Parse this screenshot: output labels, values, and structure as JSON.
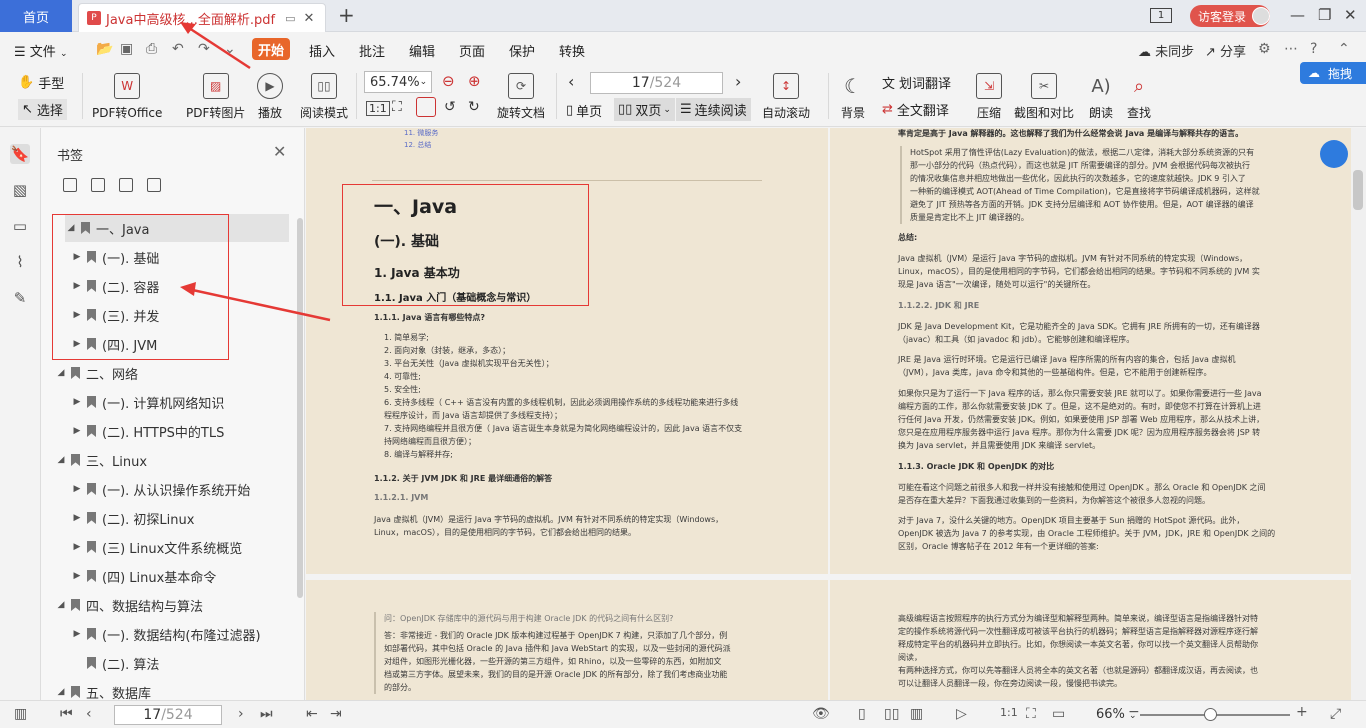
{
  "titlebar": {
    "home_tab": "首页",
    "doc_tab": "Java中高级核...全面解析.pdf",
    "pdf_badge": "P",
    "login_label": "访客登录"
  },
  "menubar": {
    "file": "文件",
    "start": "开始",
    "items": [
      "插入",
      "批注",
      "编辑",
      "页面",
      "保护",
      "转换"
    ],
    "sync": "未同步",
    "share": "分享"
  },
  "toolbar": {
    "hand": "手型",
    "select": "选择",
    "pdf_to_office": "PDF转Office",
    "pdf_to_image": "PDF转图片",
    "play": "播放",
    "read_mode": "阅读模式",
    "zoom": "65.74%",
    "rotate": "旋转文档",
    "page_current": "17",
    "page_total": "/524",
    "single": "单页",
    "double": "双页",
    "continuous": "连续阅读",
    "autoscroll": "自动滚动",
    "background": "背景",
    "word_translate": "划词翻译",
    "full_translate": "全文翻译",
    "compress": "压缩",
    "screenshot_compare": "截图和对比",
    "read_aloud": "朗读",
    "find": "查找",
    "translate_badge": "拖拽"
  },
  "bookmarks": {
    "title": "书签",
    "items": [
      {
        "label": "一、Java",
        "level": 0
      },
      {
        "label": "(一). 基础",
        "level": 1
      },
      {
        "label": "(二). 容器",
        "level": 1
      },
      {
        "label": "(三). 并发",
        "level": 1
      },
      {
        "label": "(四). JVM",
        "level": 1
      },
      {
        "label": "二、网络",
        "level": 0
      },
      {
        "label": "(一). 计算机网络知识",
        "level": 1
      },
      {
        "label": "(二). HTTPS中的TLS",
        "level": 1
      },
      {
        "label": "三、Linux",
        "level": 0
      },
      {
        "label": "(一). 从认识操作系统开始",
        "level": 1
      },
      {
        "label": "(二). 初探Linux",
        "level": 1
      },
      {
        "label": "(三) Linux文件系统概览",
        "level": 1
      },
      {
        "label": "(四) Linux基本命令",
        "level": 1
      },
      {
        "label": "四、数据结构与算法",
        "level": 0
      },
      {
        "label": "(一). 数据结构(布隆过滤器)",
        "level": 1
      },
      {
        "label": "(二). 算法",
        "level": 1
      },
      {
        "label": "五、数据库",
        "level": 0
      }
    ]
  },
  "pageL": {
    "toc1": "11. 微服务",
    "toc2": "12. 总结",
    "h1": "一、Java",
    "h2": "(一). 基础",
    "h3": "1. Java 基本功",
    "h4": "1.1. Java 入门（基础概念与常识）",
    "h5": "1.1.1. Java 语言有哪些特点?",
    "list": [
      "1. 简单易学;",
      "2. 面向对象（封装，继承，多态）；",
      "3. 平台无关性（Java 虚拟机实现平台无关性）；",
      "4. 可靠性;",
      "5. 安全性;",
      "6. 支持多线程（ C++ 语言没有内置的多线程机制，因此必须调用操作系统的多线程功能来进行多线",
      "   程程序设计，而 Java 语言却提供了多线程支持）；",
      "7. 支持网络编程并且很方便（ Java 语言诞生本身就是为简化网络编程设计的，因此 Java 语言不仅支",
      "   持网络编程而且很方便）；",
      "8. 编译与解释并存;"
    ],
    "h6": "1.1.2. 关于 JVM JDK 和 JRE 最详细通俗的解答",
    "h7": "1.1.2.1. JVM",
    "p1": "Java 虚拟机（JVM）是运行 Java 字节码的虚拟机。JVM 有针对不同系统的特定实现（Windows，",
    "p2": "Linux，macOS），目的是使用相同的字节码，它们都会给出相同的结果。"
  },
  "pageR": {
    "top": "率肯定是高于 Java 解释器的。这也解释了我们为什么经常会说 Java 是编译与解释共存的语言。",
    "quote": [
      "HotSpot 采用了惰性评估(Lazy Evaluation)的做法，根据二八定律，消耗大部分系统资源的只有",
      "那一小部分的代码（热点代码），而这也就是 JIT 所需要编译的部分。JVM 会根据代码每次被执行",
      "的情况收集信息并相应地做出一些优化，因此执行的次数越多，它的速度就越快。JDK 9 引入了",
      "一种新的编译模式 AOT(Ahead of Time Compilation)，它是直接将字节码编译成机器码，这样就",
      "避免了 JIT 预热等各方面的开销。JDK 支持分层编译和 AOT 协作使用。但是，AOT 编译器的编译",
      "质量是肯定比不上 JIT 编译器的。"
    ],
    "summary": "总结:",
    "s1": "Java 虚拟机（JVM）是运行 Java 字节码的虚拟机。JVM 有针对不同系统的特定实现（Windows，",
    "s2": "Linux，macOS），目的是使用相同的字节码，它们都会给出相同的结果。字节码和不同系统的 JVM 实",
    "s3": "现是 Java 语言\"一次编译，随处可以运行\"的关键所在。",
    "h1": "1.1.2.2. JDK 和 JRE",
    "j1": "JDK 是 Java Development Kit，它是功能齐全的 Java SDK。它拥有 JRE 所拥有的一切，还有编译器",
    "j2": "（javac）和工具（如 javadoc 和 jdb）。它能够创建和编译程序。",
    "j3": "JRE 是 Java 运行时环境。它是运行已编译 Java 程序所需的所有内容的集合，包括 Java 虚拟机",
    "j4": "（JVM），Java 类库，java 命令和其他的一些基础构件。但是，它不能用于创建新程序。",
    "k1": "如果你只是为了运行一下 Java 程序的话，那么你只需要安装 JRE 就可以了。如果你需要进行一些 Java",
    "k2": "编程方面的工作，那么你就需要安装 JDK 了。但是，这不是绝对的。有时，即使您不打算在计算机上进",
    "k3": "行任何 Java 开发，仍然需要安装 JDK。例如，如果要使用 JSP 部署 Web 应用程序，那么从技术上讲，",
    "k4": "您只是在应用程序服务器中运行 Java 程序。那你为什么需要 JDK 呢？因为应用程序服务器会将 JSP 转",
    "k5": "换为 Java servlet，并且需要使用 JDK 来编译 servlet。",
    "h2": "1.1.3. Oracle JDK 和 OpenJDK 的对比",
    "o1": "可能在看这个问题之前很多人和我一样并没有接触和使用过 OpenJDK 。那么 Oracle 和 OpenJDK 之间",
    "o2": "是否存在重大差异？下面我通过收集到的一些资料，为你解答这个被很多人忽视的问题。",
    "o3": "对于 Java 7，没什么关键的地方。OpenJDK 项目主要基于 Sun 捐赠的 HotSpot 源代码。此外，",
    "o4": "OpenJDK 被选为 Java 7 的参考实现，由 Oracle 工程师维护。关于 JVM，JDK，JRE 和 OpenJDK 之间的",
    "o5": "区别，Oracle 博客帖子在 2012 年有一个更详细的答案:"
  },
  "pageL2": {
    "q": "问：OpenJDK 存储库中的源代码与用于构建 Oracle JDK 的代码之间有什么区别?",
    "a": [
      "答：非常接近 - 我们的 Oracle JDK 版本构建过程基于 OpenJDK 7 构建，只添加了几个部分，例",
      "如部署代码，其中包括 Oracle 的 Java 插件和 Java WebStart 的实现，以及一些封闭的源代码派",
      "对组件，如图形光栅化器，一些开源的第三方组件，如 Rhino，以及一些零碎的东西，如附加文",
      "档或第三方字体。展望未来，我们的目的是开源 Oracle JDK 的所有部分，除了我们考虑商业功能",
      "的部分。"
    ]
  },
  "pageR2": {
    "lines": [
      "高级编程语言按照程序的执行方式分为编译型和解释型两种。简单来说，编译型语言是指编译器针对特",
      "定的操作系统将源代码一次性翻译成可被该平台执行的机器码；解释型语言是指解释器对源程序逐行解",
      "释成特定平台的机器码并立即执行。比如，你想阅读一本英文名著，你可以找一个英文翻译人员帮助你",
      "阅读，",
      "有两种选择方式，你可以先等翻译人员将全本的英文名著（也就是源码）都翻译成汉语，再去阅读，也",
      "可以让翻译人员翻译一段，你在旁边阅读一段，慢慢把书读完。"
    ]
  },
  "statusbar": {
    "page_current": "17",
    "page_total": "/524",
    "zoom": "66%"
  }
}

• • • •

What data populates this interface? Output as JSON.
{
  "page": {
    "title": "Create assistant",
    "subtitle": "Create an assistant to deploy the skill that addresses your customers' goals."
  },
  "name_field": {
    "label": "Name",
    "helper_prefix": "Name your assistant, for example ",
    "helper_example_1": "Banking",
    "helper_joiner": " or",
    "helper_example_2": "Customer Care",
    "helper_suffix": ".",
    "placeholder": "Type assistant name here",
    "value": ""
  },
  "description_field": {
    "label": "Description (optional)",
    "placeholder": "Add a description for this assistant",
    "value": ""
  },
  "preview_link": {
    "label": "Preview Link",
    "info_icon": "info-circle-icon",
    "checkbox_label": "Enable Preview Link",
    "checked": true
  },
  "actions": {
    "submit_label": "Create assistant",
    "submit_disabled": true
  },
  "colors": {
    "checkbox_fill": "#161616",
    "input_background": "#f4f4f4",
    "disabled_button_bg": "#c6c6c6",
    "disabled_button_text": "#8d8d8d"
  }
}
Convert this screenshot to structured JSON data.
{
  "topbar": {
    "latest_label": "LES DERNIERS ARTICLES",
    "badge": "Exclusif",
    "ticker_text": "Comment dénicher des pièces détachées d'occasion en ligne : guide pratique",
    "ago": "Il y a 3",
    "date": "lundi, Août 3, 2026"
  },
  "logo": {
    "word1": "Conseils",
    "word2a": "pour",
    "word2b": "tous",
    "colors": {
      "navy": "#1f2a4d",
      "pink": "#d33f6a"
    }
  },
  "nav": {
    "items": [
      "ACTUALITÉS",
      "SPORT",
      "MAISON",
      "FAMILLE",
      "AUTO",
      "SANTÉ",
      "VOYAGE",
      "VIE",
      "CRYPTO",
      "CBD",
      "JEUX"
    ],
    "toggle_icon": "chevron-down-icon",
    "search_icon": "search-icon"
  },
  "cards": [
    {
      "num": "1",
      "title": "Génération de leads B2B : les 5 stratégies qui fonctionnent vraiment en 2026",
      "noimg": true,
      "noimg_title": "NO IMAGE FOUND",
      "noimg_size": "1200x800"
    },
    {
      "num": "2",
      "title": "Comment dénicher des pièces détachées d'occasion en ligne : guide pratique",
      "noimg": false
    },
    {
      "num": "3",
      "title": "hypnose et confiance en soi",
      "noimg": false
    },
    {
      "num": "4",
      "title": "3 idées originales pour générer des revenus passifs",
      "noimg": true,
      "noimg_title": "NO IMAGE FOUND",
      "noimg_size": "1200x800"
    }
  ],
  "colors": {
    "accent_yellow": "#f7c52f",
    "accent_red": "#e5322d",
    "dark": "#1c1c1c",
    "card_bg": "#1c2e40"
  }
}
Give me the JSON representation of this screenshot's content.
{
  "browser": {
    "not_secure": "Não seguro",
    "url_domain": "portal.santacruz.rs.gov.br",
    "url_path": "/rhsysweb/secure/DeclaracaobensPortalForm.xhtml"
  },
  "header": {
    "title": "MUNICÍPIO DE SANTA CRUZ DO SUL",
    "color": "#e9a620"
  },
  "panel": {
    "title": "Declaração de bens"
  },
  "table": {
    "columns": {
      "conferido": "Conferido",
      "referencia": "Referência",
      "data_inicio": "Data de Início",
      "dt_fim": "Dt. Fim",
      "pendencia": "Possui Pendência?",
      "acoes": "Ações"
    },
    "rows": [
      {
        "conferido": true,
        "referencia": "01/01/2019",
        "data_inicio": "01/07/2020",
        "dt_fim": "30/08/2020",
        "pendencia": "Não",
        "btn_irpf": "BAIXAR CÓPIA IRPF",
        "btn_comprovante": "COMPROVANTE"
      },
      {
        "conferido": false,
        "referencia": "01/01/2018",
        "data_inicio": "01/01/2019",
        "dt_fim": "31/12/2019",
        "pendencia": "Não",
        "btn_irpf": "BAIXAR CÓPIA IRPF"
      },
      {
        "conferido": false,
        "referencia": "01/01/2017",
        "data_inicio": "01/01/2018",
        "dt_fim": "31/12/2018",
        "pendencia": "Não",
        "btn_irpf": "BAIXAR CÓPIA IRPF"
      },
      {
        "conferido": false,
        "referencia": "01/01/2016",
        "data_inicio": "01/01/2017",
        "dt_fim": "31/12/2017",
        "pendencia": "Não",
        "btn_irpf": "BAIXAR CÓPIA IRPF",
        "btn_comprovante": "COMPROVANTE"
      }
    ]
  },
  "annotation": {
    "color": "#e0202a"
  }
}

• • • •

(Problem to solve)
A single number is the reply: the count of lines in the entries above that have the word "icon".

(Response box)
3